  • Men are now a minority on college campuses, accounting for 42 percent of graduates.
  • Girls demonstrate more focus, effort, and self-discipline as well as better study habits starting in the early grades, and, consequently, they have higher grades.
The authors note that what is needed is a “cultural recalibration” for men.  Many men are retreating into violent “hypermasculinity” in order to try to hold on to their old competitive edge over women.  Instead, we need campaigns that encourage men to see themselves in HEAL jobs the same way that campaigns currently encourage girls and women to see themselves in STEM (science, technology, engineering, and math) jobs.  We need to balance participation and opportunity across all the sectors for both women and men.
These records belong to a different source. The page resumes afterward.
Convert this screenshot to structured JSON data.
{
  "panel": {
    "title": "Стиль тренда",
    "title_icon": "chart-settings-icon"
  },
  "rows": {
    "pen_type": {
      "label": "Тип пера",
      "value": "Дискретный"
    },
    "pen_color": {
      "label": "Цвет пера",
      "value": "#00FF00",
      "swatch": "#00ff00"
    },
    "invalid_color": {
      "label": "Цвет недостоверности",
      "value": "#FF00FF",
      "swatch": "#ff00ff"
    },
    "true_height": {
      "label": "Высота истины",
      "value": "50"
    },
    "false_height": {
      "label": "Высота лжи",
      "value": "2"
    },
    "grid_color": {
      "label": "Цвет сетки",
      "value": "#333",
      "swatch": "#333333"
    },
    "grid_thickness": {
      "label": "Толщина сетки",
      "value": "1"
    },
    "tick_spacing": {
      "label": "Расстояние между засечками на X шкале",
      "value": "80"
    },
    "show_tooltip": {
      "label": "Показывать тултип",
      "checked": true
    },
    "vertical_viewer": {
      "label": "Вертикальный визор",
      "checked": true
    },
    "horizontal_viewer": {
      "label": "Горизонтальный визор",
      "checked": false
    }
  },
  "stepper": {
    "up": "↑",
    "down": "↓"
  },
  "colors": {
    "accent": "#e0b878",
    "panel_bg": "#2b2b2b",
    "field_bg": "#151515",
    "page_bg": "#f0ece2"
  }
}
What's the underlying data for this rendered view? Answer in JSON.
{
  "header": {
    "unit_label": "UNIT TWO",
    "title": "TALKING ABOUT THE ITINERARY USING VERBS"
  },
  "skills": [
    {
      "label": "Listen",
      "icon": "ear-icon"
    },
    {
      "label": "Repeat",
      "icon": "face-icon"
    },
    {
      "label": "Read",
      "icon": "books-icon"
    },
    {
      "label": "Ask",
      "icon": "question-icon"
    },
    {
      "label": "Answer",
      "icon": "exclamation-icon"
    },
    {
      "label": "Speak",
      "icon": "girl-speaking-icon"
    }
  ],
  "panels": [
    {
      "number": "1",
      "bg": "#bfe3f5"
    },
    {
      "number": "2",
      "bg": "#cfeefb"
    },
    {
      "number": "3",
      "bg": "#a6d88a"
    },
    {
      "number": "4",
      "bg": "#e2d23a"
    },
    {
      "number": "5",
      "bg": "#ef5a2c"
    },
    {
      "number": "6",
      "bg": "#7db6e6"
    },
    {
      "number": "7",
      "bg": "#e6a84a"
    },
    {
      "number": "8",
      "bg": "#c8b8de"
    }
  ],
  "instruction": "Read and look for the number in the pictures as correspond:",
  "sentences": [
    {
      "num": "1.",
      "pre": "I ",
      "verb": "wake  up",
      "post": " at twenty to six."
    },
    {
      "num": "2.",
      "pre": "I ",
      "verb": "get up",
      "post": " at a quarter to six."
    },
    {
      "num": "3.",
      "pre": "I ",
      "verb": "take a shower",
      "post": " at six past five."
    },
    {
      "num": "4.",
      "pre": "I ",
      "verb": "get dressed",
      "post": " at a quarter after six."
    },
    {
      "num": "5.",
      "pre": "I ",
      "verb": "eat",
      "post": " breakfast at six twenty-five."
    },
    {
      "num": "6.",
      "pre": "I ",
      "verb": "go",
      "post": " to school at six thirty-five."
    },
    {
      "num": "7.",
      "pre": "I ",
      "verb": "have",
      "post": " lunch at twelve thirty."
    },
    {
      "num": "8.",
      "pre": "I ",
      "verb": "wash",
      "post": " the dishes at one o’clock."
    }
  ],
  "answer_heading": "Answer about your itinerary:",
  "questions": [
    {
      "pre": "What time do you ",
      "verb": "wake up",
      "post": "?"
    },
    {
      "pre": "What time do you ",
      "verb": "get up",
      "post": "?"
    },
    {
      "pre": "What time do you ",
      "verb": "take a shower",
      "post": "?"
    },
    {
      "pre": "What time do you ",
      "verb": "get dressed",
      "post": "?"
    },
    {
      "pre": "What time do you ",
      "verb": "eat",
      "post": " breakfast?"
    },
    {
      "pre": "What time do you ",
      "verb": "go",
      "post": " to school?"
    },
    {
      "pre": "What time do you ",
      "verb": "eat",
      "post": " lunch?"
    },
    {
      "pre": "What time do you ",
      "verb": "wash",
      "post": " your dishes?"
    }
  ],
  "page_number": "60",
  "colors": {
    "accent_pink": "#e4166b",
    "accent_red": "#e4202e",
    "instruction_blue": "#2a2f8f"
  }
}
This cultural recalibration also needs to include adaptation by men on the home front.  In households where two parents work outside of the home, men are doing more childcare and housework than in the past, but not as much as they think they are doing.  Claire Cain Miller of the New York Times cites several rigorous studies of the division of labor for opposite-sex, dual-earner couples across the transition to parenthood.  While the division of labor for housework showed no gender gap before children, a significant gap emerged after birth.  While men in two-income families reported that they shared housework and childcare equally after birth, analysis of rigorous time studies showed that women shouldered much more responsibility at home.  This extra work for women, in addition to holding a full-time job, creates pressure and stress that can push them out of the workforce.  Miller cites the work of Paula England and others who note, “the gender revolution has largely been one-sided—women have entered traditionally male jobs but men have been reluctant to take on traditionally female activities.” Reeves and Sawhill sum up the challenges for men as follows:
“The way forward, we believe, is for men to embrace and adapt to the new, more androgynous world.  There is no point in harking back.  The world in which high-paid manufacturing jobs could support a family, and where women were expected to focus on being wives and mothers is gone.  Women have shown they are ready for this transition.  But what about men?”
  Image courtesy of stockimages at FreeDigitalPhotos.net]]>